The painted lady butterfly has always been one of my favorites, but I do not see as many of them as I did years ago. This one was the only one I saw all day last week, and while it’s not my best shot,it’s the most recent. Anyone interested in doing this type of shot should do their best to get the head sharp. This shot is barely acceptable, as he was turning away from me while I was focusing. If the wings are sharp and not the head,forget it. Its like doing a portrait of a person and having their hair sharp and not their eyes. Little things like that make or break a shot.
This image is one of those special moments that make being a photographer so rewarding for me. The young girls were riding on this miniature cart and were making their way to sunday church service at a local farm when they passed me at a covered bridge I was photographing with a friend. They headed on their way up the road and I decided to get in my truck and try and get one more photo of something I have never seen before, and figured never would again. They turned down this farm lane with others who were arriving on foot and I took this image through my open car window pretty quickly. Although I am extremely thrilled with the photo, For some reason I have this bad habit of tilting my head and consequently my camera when I shoot handheld,and the image was slightly tilted.My framing was less than ideal in this hurried moment so the image has a touch of tilt yet.
Something I missed was a shot from the front showing the miniature horse that was pulling them,and he must have been a little powerhouse to pull five youngsters. The other thing I really like about this image are the colors the people are wearing,and admittedly I am no expert on Amish ways and I have always wondered how or why they pick certain colors. they are usually very lovely hues and I have seen families dressed in the same color palette on more than one occasion.

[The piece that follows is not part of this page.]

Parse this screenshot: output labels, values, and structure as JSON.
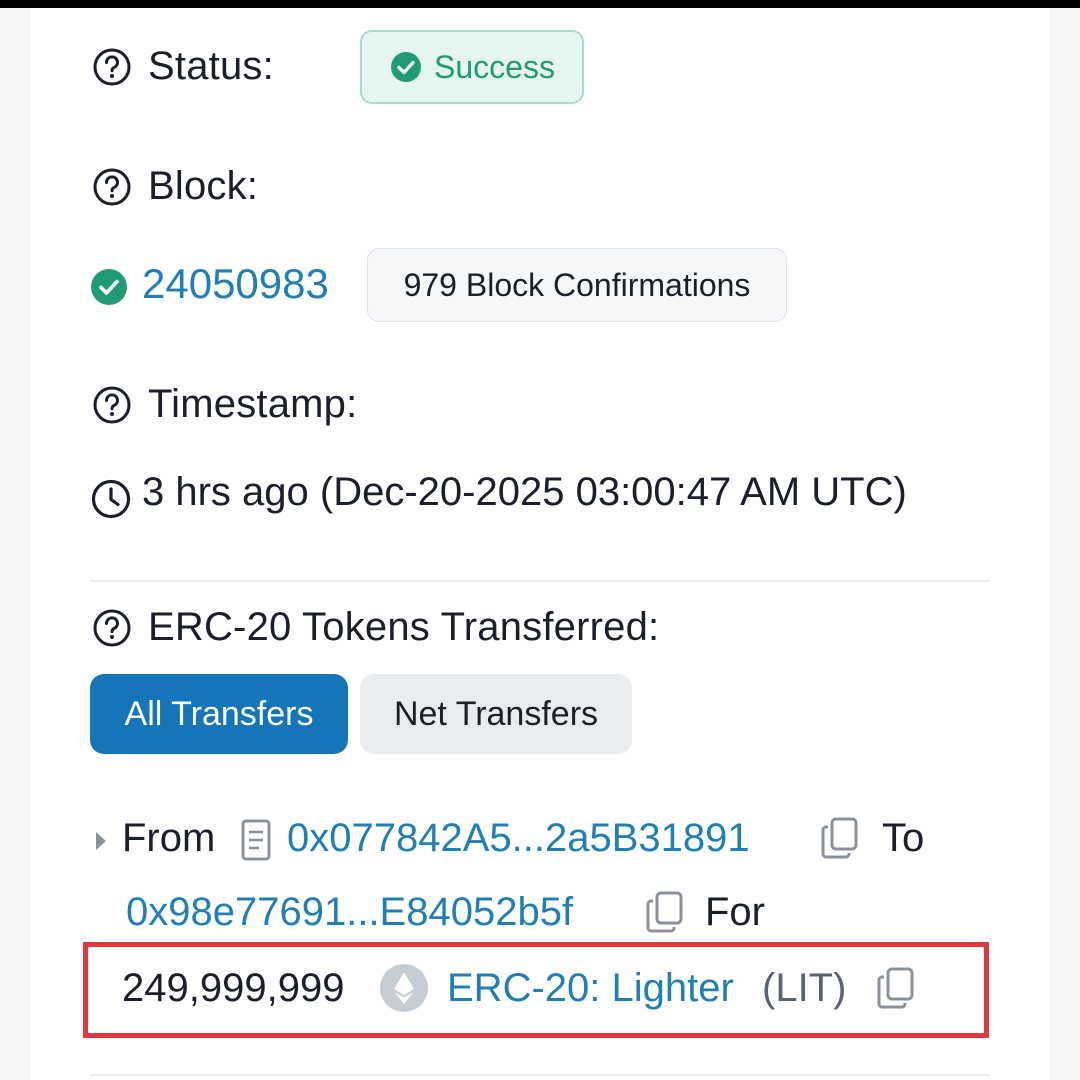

This is last nights full moon rising over a pair of farms. I went out with a friend to this spot we had tried for during last months full moon, and after using his cell phone to utilize the program called The Photographers Ephemeris,we were in disagreement over were it said the moon would hit the horizon. I used my compass and the coordinates the program said and as it ended up ,I was in the right spot and my friend was down the road a hundred yards or so in the wrong spot. It takes a little effort to look at the satellite image and decide exactly were you are and need to be,but it is a great tool. The moon was not visible right away,but became stronger as it climbed. I had to shoot from my truck roof because the corn was too high to see the farms.
Here is a screen shot of the program we use. the colored lines show you all the rise/set positions.this is the portland headlight in Maine as an example.